▶ Exercise details: Filter the entries beneath this task, copying only the lines that hold the word "duration".

▶ Records from a dataset:
+ + +

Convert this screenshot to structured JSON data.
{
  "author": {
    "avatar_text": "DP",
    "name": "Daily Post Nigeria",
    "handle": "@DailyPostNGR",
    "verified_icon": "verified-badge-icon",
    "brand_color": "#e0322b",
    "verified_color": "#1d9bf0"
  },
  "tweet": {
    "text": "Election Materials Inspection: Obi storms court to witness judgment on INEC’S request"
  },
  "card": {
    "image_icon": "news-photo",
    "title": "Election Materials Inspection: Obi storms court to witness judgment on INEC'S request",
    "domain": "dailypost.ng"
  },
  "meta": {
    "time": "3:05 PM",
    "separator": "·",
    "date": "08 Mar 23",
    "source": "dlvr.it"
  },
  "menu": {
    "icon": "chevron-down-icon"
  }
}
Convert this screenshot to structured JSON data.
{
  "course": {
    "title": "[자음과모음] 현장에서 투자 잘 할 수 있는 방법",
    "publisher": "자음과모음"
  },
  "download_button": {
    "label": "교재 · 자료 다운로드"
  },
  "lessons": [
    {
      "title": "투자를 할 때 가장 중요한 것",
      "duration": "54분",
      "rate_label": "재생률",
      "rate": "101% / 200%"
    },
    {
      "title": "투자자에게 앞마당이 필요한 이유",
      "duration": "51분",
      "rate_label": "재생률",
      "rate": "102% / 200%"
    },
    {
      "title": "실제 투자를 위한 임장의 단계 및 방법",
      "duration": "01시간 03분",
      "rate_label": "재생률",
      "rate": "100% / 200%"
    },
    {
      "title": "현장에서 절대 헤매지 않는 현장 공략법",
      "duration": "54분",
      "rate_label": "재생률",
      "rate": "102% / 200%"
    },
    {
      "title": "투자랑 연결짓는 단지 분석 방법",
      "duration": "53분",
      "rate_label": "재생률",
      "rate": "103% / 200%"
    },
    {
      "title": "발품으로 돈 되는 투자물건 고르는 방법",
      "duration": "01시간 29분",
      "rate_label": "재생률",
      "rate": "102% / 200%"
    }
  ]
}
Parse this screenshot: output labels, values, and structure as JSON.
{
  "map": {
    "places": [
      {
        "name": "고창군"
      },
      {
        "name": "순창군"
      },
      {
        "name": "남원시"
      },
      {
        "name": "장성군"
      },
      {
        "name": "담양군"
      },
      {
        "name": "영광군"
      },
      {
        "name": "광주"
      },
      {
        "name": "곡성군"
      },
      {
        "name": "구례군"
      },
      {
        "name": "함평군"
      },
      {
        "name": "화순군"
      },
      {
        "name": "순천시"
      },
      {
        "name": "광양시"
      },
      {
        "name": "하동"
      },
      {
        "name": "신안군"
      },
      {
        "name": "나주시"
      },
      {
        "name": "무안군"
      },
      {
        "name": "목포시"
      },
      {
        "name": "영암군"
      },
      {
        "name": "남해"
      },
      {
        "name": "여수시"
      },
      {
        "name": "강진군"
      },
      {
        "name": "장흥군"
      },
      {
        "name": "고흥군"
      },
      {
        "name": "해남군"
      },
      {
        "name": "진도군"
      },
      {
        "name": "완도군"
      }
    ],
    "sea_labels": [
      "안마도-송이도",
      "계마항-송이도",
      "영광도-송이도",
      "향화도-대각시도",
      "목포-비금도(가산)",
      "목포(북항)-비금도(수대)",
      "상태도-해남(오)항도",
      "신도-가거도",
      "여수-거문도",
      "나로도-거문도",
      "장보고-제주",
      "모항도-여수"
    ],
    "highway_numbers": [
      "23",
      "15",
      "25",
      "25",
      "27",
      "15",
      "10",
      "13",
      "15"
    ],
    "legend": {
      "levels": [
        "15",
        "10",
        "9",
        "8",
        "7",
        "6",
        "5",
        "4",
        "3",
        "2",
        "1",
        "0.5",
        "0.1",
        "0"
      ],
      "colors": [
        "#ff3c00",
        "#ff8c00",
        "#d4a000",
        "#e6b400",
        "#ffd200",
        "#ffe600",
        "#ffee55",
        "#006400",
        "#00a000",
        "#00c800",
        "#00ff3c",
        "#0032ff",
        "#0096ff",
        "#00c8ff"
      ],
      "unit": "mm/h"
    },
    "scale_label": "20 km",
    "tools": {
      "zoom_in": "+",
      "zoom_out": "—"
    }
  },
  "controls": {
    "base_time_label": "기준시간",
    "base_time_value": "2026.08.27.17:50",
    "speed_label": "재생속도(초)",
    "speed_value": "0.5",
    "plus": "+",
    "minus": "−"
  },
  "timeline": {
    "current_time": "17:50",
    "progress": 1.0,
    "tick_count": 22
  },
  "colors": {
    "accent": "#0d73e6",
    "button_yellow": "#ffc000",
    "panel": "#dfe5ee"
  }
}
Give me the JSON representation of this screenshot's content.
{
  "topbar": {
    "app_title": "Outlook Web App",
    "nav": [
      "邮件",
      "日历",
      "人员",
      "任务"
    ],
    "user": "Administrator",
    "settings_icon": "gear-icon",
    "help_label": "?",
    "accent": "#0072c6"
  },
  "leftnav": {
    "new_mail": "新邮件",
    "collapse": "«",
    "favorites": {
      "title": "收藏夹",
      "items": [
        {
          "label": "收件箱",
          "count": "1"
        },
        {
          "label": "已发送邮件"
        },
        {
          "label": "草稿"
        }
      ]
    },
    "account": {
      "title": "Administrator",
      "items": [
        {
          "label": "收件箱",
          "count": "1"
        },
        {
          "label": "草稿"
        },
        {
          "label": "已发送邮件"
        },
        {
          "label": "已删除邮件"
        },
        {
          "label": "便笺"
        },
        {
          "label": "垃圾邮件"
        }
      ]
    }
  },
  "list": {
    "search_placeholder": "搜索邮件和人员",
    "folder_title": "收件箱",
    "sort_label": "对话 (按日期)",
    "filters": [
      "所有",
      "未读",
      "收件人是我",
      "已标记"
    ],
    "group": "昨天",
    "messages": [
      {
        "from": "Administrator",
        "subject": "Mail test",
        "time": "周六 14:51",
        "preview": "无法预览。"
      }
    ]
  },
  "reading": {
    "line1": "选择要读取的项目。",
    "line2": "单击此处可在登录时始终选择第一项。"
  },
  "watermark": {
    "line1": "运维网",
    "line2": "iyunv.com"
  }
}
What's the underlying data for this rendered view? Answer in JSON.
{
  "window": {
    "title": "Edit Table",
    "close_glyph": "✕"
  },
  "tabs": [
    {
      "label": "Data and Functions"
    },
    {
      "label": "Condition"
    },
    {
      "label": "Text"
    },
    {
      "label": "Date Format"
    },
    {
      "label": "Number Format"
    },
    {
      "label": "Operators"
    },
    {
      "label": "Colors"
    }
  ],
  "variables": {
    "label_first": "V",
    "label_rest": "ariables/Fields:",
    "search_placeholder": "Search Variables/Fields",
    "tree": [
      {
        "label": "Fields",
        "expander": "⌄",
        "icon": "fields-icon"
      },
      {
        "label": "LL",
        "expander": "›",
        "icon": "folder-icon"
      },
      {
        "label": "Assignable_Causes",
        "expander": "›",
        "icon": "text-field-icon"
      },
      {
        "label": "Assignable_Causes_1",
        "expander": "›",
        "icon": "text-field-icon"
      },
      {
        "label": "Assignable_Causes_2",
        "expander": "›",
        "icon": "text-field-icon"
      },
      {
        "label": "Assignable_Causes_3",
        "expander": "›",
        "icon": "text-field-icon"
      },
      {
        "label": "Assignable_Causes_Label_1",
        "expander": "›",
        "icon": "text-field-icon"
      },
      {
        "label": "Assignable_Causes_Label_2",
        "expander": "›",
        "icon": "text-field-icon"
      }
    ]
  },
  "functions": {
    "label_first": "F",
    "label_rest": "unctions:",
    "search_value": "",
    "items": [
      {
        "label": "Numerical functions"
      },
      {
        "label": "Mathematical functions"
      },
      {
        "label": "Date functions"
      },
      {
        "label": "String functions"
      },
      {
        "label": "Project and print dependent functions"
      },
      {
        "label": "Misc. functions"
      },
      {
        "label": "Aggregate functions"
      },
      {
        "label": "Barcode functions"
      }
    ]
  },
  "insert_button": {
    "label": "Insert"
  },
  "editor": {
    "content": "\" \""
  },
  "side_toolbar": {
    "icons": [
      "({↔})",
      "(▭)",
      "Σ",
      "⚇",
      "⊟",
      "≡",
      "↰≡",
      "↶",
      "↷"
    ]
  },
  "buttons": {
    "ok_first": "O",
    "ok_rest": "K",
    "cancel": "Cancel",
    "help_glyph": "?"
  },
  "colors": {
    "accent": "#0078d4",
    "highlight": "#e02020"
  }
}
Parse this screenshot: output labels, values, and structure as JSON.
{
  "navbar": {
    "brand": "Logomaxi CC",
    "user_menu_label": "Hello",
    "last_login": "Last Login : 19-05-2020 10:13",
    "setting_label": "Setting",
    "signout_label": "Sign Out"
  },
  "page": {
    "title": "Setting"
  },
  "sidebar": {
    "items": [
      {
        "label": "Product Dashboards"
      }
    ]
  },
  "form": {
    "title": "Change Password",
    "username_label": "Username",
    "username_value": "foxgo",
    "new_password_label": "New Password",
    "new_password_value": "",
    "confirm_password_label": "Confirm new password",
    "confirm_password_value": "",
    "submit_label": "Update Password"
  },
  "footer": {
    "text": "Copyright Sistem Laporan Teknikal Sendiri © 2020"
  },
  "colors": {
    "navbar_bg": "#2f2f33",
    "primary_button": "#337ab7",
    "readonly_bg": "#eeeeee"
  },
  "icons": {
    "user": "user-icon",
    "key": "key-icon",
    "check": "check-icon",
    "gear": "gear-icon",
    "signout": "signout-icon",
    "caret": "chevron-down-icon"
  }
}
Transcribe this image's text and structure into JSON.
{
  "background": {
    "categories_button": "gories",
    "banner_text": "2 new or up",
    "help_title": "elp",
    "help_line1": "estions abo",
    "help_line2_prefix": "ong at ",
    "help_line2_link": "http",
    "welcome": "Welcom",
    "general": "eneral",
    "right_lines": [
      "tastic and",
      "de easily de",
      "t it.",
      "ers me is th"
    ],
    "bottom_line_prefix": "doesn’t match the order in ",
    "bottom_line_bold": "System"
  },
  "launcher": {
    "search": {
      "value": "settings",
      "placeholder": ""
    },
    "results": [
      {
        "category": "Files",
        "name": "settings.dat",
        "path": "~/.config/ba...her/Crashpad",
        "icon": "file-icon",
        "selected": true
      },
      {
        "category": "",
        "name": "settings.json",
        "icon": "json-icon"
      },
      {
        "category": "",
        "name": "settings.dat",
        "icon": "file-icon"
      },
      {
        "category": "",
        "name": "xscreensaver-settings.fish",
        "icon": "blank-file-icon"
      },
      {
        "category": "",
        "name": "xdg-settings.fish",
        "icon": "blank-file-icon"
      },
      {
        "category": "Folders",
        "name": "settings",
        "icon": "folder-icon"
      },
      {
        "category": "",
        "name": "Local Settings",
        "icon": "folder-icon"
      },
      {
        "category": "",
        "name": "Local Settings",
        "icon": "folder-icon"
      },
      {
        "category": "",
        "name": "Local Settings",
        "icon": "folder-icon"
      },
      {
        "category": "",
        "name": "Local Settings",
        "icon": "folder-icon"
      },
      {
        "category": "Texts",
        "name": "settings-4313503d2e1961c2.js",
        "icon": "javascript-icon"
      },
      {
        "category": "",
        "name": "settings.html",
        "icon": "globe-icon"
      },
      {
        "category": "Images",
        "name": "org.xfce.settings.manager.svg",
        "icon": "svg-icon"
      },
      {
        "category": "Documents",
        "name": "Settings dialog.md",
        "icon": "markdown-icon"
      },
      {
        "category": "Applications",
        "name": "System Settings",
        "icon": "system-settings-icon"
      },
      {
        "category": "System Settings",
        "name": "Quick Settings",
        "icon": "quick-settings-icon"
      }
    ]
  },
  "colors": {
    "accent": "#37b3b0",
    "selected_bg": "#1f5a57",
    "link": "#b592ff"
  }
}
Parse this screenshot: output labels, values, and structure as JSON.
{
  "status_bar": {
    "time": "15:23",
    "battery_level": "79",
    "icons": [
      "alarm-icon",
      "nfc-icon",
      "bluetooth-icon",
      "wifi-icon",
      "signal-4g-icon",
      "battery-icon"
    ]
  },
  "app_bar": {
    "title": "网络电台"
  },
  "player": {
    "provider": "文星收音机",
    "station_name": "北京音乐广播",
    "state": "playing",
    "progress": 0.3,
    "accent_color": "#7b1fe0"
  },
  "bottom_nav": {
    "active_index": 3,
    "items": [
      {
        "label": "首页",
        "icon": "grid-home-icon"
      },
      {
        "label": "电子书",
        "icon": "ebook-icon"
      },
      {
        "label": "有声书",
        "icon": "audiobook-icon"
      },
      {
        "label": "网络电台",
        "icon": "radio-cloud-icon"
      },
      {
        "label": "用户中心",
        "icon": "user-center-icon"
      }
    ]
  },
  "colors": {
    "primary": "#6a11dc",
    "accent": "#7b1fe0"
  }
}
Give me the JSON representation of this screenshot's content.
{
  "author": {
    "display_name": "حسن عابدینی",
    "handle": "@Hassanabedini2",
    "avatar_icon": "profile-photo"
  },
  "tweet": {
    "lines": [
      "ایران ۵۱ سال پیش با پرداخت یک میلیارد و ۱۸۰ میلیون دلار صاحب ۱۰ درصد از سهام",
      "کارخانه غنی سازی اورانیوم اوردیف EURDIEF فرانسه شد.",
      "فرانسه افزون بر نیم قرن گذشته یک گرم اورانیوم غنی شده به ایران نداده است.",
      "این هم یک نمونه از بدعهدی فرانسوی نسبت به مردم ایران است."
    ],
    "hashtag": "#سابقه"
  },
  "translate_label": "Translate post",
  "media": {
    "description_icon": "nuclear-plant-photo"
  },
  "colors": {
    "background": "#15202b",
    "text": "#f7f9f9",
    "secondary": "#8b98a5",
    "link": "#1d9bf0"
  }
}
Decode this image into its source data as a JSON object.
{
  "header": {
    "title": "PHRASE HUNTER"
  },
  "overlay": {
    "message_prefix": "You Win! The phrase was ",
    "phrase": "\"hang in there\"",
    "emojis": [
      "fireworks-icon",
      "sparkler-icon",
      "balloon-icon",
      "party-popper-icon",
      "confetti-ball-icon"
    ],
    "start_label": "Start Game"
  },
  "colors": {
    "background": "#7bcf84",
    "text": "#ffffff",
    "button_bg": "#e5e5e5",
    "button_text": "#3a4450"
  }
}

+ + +

▶ Result for this exercise:
      "duration": "54분",
      "duration": "51분",
      "duration": "01시간 03분",
      "duration": "54분",
      "duration": "53분",
      "duration": "01시간 29분",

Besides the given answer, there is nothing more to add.